Paradise Theater, Chicago, Illinois.
One of the most beautiful exteriors ever designed for a movie palace, the Paradise was said to have been built “to stand for all time.” It’s interior was a John Eberson “atmospheric” of Italian statutes and coves with stars twinkling overhead and clouds projected across the ceiling. There were even four fiery steeds pulling dawn’s chariot over the top of the proscenium. Look at the marquee and vertical sign. What majesty and power! It must have all been an incredible sight after dark on its opening in 1928..
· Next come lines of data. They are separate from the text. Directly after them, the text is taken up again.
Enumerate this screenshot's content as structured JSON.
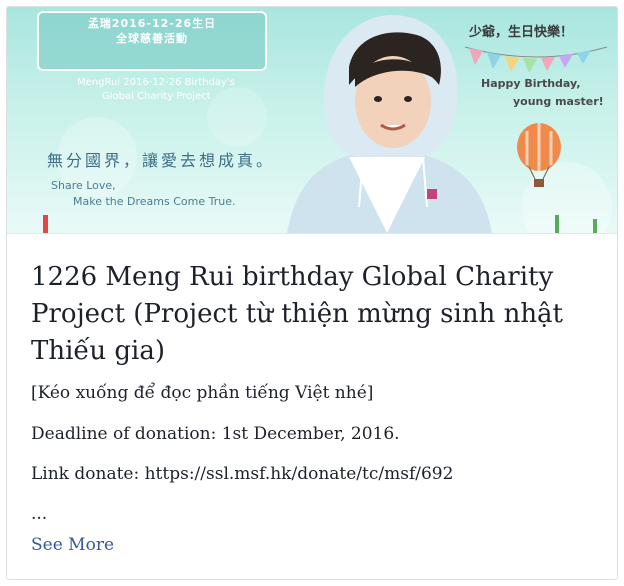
{
  "post": {
    "banner": {
      "scroll_line1": "孟瑞2016-12-26生日",
      "scroll_line2": "全球慈善活動",
      "scroll_line3": "MengRui 2016-12-26 Birthday's",
      "scroll_line4": "Global Charity Project",
      "zh_slogan": "無分國界，讓愛去想成真。",
      "share_love": "Share Love,",
      "make_dreams": "Make the Dreams Come True.",
      "zh_greeting": "少爺，生日快樂！",
      "happy_birthday": "Happy Birthday,",
      "young_master": "young master!"
    },
    "title": "1226 Meng Rui birthday Global Charity Project (Project từ thiện mừng sinh nhật Thiếu gia)",
    "lines": [
      "[Kéo xuống để đọc phần tiếng Việt nhé]",
      "Deadline of donation: 1st December, 2016.",
      "Link donate: https://ssl.msf.hk/donate/tc/msf/692",
      "..."
    ],
    "see_more": "See More"
  },
  "colors": {
    "title": "#1d2129",
    "link": "#365899",
    "banner": "#a8e6df"
  }
}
The Paradise’s architectural majesty turned out to also be its downfall. According to legend, the design of the auditorium failed to deal with acoustical dead spots and when talkies supplanted silent pictures, audiences preferred to go to other theaters where they could actually “hear” the movies. The Paradise was never a financial success, was closed for most of WWII, and was more or less a financial albatross around the necks of the Balaban & Katz chain. It was the first theater to go in the long litany of destruction during the 50’s and 60’s. When a supermarket chain made a bid on the land underneath the theatre, the Paradise was bulldozed, but it had been built so well that demolition took two years instead of the six months allotted.
Paradise lost indeed. But it was inspiration for Styx’s “Paradise Theatre” album back in 1982. The inside jacket of the LP has a brief blurb describing the completion of the theatre’s demolition. Not a big fan of the band, but “Rockin’ the Paradise” gives me a good vibe whenever I hear it.